The double standards in Turkish politics are now as obvious as ever. Until recently it was a paradox for Turkey to be supporting the Palestinians but suppressing the Kurds and occupying half of Cyprus. The peace initiative in the Kurdish issue was a step toward altering this image. But now the violent crackdown on the protesters, the silencing of the media, and the defensive and persistent stance of the Prime Minister change everything. For many, this was a shock, and the shock came due to a simple fact: Turkey was not as democratic as it seemed, or as democratic as we wanted it to be. The Turkish “soft power”, the Turkish conflict mediation, the democracy exporter, among others, will no longer be seen as legitimate as before. Some people in the AKP elite understood that reality and tried to mitigate the government’s response to the protests (e.g. the President, and the Deputy Prime Minister). But it is now too late, even the principles of the “Davutoǧlu Doctrine” of Turkish foreign policy have been undermined and this is, indeed, something that will make things very difficult for Turkey in the region and beyond.

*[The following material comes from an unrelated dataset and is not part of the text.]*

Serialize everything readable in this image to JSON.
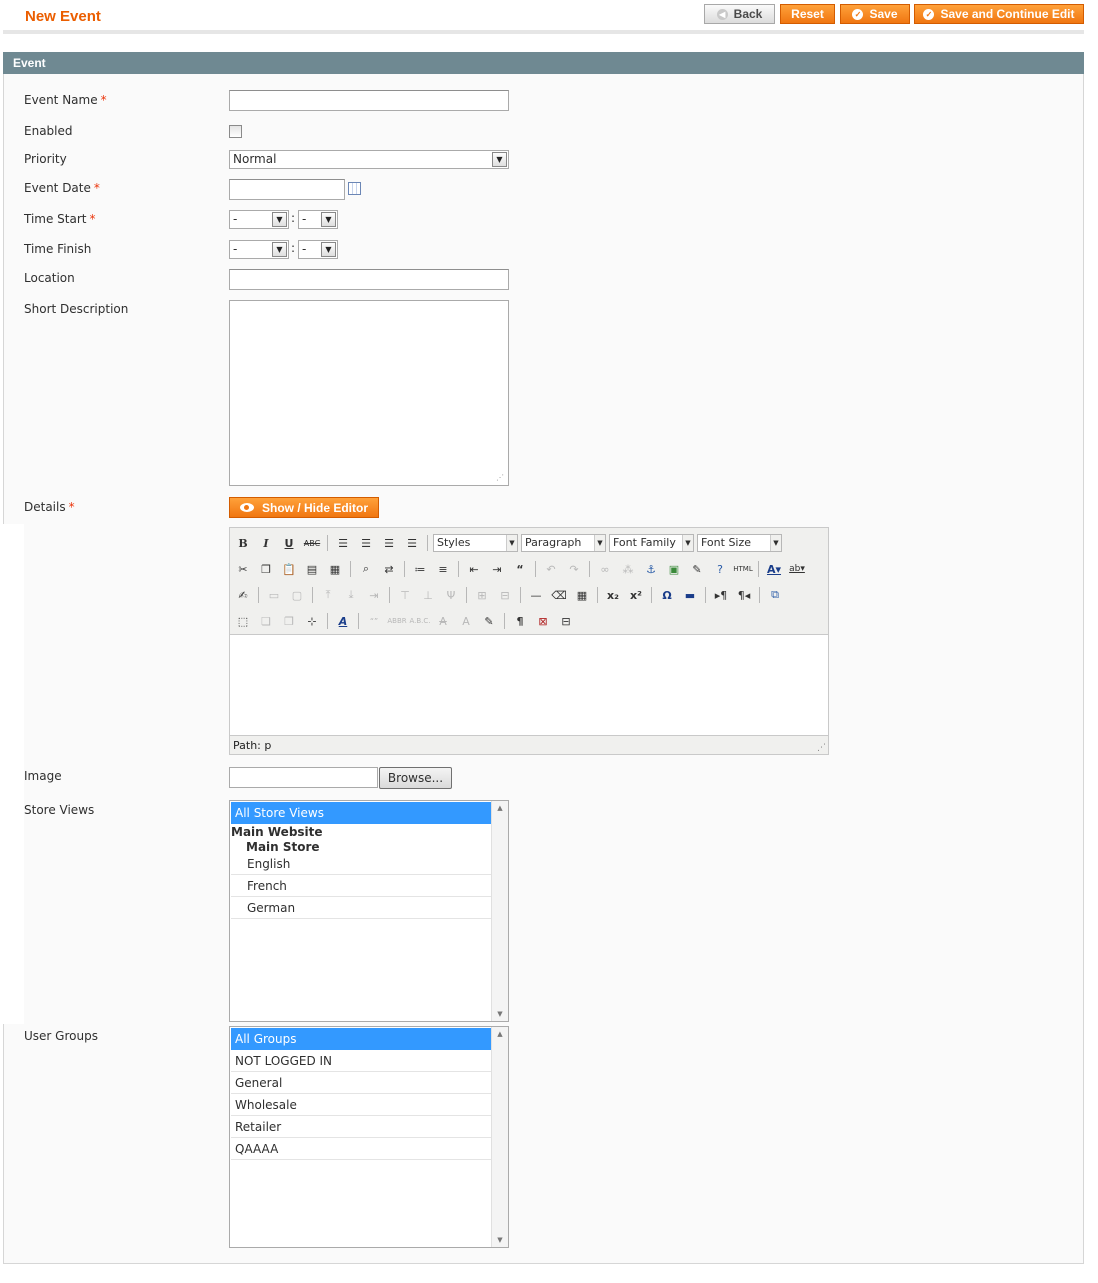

This is not an attempt to diminish the democratic progress in Turkey but rather an attempt to flesh out the contradictions the Turkish democratization process (note: we see “democracy” and “democratization” as very relative terms) as well as the romantic lens through which the “Turkish Miracle” has been seen over the past decade. A more realistic approach would allow for the identification of the strengths and weaknesses of the Turkish project and thus give way to constructive debate and solutions.
Lastly, it should be noted that the Turkish protests are not without weaknesses. Their ideological and political plurality could be a good thing for the dynamism of the movement but it could also create problems when it comes to the end political goals. Further, it is also worth mentioning that the absolute control of the security forces and the police by the state on the one hand and the remaining great support to the government by a big part of the society on the other, leave little potential for this movement to turn into something bigger with prospects for a massive revolution. Yet, the violent stance of the government does not make things easier for itself as there will still be a social reaction as long as there is violent and unjustified action. As such, the prospect of more injured or more deaths could indeed intensify the protests and bring about results difficult to calculate at the moment.
P.S. The Turkish protests signify another reality: a regional dynamic which brings together the local and the global amidst the implosion of the global economic and financial system, thus showing that this era’s conflicts are not only of ethnic and religious character but of ideological, social, political, and economic character as well. Although it is too early to be definitive, we could argue that what is happening right now in Turkey refutes Huntington’s “clash of civilizations” once more; be it inter-ethnic or intra-religious. This is particularly because the ideological and political clash in Turkey is taking place during a period of a broader “democratization” movement in the Middle East (a region predominantly analyzed through an ethnic and religious lens), despite other parallel ethno-religious expressions of conflict.
Published on Strategy International, 05/06/2013.